Every entry needs to be reproduced exactly.

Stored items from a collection

-*-*-

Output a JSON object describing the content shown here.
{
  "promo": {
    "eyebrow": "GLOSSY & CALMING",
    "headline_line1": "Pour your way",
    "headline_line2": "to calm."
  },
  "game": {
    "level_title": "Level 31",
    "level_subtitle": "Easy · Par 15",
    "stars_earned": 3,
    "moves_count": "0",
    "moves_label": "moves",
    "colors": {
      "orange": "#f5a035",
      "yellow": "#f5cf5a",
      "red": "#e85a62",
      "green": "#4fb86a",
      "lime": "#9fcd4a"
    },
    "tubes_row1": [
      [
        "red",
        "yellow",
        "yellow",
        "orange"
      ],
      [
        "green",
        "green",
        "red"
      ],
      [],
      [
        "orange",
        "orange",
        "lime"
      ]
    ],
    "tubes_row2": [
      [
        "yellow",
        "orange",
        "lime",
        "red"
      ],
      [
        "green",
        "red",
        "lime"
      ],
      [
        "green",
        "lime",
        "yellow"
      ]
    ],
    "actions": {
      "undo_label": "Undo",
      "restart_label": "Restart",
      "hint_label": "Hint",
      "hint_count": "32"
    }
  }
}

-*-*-

> **SOLUTION**:
Output a JSON object describing the content shown here.
{
  "promo": {
    "eyebrow": "GLOSSY & CALMING",
    "headline_line1": "Pour your way",
    "headline_line2": "to calm."
  },
  "game": {
    "level_title": "Level 31",
    "level_subtitle": "Easy · Par 15",
    "stars_earned": 3,
    "moves_count": "0",
    "moves_label": "moves",
    "colors": {
      "orange": "#f5a035",
      "yellow": "#f5cf5a",
      "red": "#e85a62",
      "green": "#4fb86a",
      "lime": "#9fcd4a"
    },
    "tubes_row1": [
      [
        "red",
        "yellow",
        "yellow",
        "orange"
      ],
      [
        "green",
        "green",
        "red"
      ],
      [],
      [
        "orange",
        "orange",
        "lime"
      ]
    ],
    "tubes_row2": [
      [
        "yellow",
        "orange",
        "lime",
        "red"
      ],
      [
        "green",
        "red",
        "lime"
      ],
      [
        "green",
        "lime",
        "yellow"
      ]
    ],
    "actions": {
      "undo_label": "Undo",
      "restart_label": "Restart",
      "hint_label": "Hint",
      "hint_count": "32"
    }
  }
}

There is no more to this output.